What is being asked: Set down all of the entries below exactly, and omit the pictures.

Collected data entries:
· · · · · · ·

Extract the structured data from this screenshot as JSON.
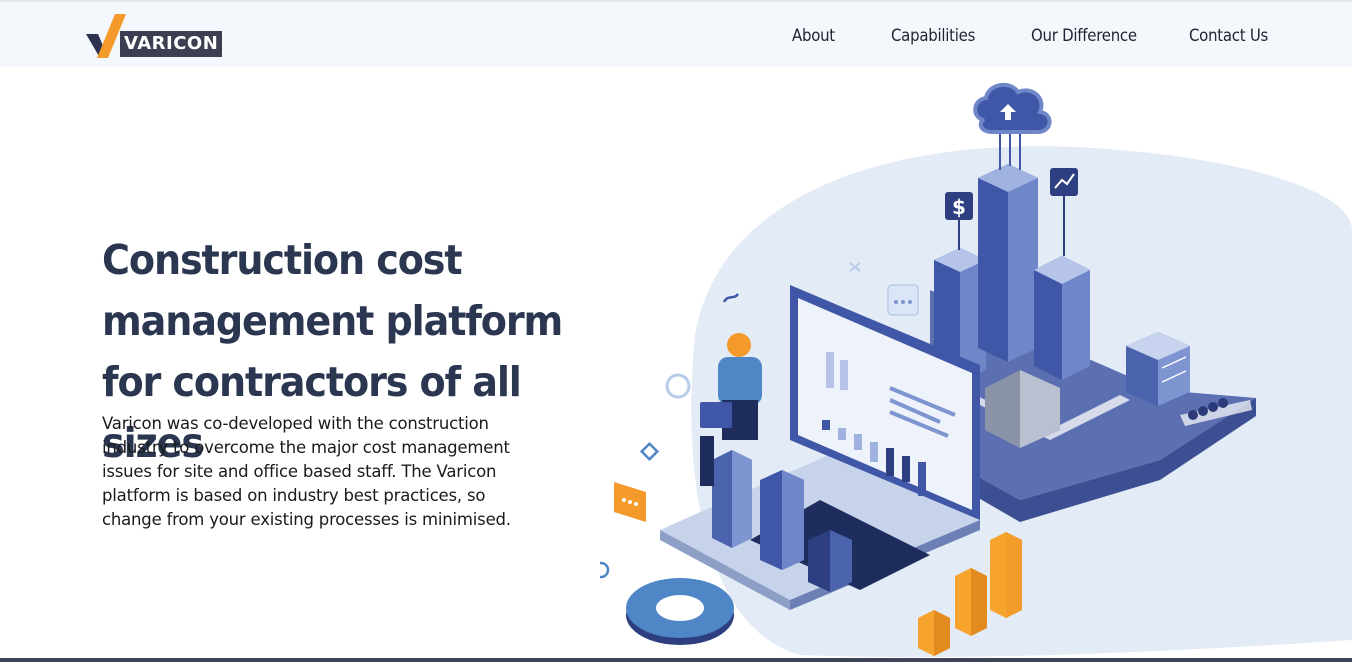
{
  "brand": {
    "logo_text": "VARICON"
  },
  "nav": {
    "items": [
      {
        "label": "About"
      },
      {
        "label": "Capabilities"
      },
      {
        "label": "Our Difference"
      },
      {
        "label": "Contact Us"
      }
    ]
  },
  "hero": {
    "headline": "Construction cost management platform for contractors of all sizes",
    "description": "Varicon was co-developed with the construction industry to overcome the major cost management issues for site and office based staff. The Varicon platform is based on industry best practices, so change from your existing processes is minimised."
  },
  "illustration": {
    "dollar_badge": "$",
    "colors": {
      "primary": "#3b5ba5",
      "dark": "#2d3f80",
      "light": "#dfe8f5",
      "accent": "#f39a2a"
    }
  }
}
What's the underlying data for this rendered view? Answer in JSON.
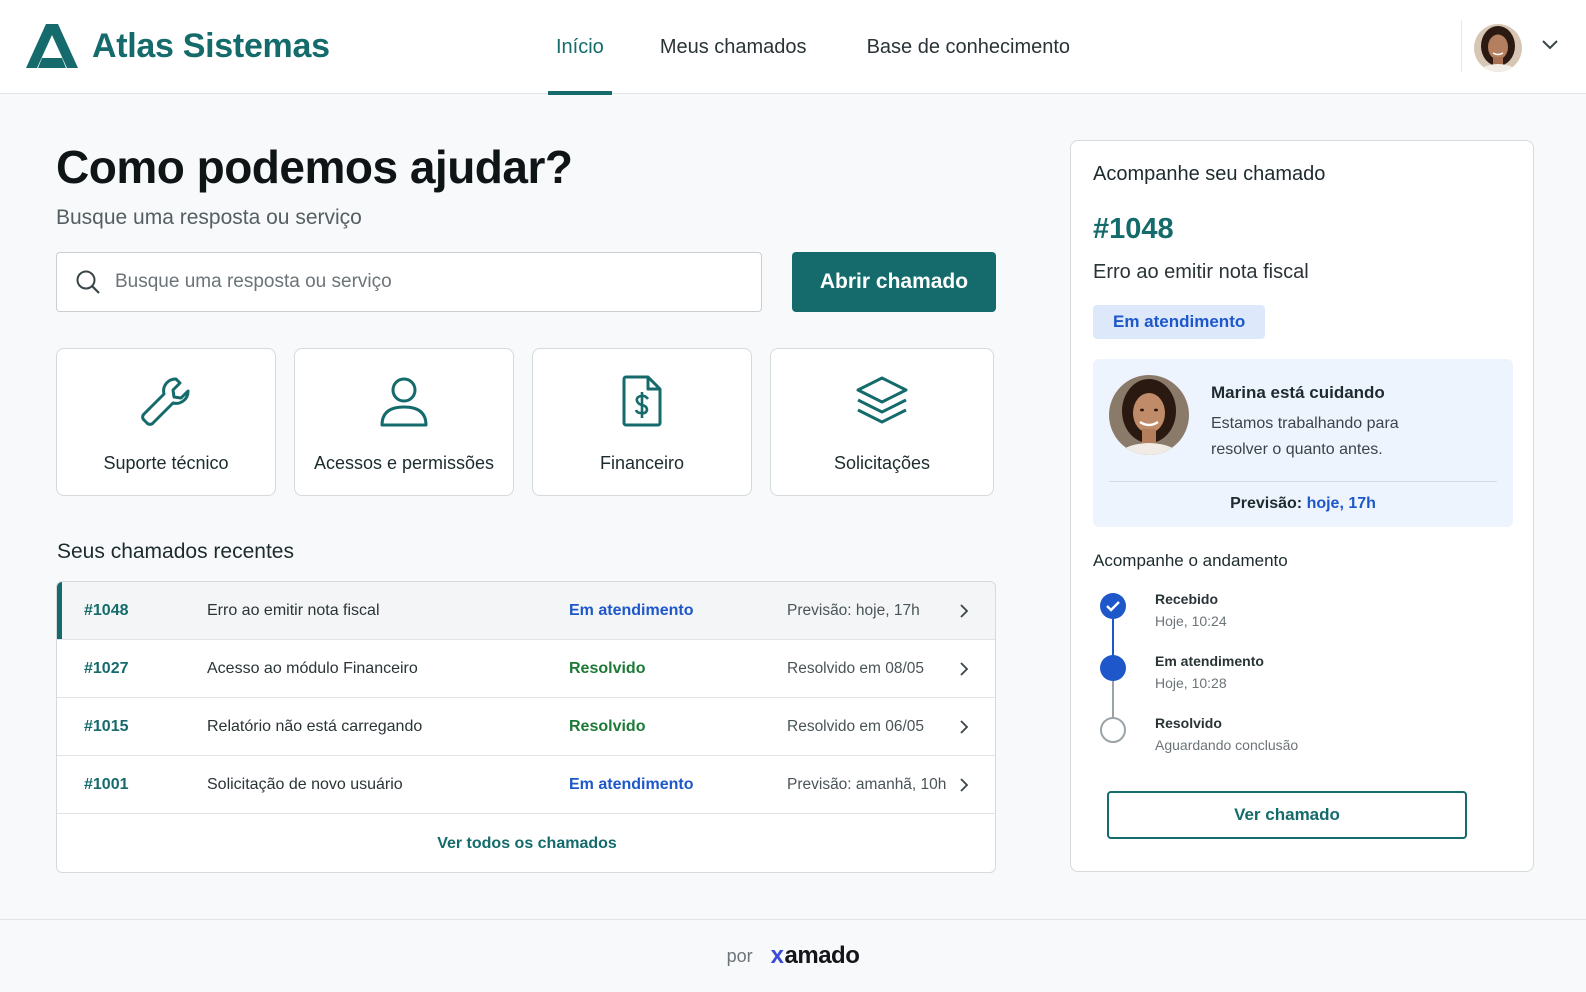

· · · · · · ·

Exercise output:
Extract the structured data from this screenshot as JSON.
{
  "brand": {
    "logo_text": "VARICON"
  },
  "nav": {
    "items": [
      {
        "label": "About"
      },
      {
        "label": "Capabilities"
      },
      {
        "label": "Our Difference"
      },
      {
        "label": "Contact Us"
      }
    ]
  },
  "hero": {
    "headline": "Construction cost management platform for contractors of all sizes",
    "description": "Varicon was co-developed with the construction industry to overcome the major cost management issues for site and office based staff. The Varicon platform is based on industry best practices, so change from your existing processes is minimised."
  },
  "illustration": {
    "dollar_badge": "$",
    "colors": {
      "primary": "#3b5ba5",
      "dark": "#2d3f80",
      "light": "#dfe8f5",
      "accent": "#f39a2a"
    }
  }
}
What's the underlying data for this rendered view? Answer in JSON.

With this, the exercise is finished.